REQUIREMENT:
Copy every line from the data below in which the string "title" can be found.

THE DATA:
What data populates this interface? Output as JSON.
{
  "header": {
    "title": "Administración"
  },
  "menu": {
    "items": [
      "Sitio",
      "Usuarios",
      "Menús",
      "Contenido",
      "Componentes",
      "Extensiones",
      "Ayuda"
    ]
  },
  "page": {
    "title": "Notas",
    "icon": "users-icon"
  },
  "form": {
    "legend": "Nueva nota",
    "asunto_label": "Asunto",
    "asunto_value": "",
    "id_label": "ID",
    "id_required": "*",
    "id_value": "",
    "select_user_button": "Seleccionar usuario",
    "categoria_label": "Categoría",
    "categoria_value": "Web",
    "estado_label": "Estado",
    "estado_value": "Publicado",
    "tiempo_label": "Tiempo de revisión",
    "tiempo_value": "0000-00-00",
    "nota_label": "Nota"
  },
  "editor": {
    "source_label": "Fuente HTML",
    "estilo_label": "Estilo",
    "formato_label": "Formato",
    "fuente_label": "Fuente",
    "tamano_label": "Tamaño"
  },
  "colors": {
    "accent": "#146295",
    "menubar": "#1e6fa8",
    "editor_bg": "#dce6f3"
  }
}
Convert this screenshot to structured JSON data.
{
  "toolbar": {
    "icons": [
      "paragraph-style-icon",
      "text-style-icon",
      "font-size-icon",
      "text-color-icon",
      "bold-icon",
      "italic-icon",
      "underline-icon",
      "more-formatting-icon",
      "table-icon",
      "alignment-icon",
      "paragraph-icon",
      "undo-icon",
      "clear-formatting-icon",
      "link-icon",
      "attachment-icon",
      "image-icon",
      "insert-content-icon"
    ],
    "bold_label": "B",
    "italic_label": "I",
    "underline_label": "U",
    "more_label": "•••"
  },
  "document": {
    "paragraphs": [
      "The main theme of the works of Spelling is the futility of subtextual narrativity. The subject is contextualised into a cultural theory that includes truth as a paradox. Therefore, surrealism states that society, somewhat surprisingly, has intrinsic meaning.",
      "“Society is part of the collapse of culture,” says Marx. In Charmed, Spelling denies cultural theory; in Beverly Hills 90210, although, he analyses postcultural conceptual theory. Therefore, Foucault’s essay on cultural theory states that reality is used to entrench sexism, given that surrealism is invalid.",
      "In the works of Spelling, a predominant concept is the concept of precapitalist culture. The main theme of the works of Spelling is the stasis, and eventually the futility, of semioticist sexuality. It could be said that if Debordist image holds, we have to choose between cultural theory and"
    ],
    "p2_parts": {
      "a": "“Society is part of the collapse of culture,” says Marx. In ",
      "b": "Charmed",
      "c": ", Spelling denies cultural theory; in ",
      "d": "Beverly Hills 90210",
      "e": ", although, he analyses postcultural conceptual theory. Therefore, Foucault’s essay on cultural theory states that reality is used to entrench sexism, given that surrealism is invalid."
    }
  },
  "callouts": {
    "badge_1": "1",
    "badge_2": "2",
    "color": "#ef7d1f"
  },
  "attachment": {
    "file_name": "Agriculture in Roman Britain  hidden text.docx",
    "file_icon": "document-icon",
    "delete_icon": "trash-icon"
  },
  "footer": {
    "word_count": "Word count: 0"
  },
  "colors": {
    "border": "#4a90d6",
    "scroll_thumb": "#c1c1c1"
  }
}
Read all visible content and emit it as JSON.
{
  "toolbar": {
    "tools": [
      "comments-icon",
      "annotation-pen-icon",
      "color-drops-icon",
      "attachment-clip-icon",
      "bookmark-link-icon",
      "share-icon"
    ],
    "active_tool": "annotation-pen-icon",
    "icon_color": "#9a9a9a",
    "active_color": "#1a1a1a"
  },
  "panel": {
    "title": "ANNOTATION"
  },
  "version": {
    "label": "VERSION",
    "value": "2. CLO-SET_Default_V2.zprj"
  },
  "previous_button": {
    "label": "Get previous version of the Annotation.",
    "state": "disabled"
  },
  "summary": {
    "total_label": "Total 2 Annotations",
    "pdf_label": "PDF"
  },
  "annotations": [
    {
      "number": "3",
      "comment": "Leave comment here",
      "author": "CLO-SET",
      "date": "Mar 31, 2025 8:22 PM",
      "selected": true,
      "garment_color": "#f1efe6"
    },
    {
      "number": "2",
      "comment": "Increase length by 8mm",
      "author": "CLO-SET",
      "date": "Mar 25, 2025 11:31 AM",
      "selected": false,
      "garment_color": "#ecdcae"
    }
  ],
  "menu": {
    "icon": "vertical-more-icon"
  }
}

ANSWER BOX:
    "title": "Administración"
    "title": "Notas",
    "title": "ANNOTATION"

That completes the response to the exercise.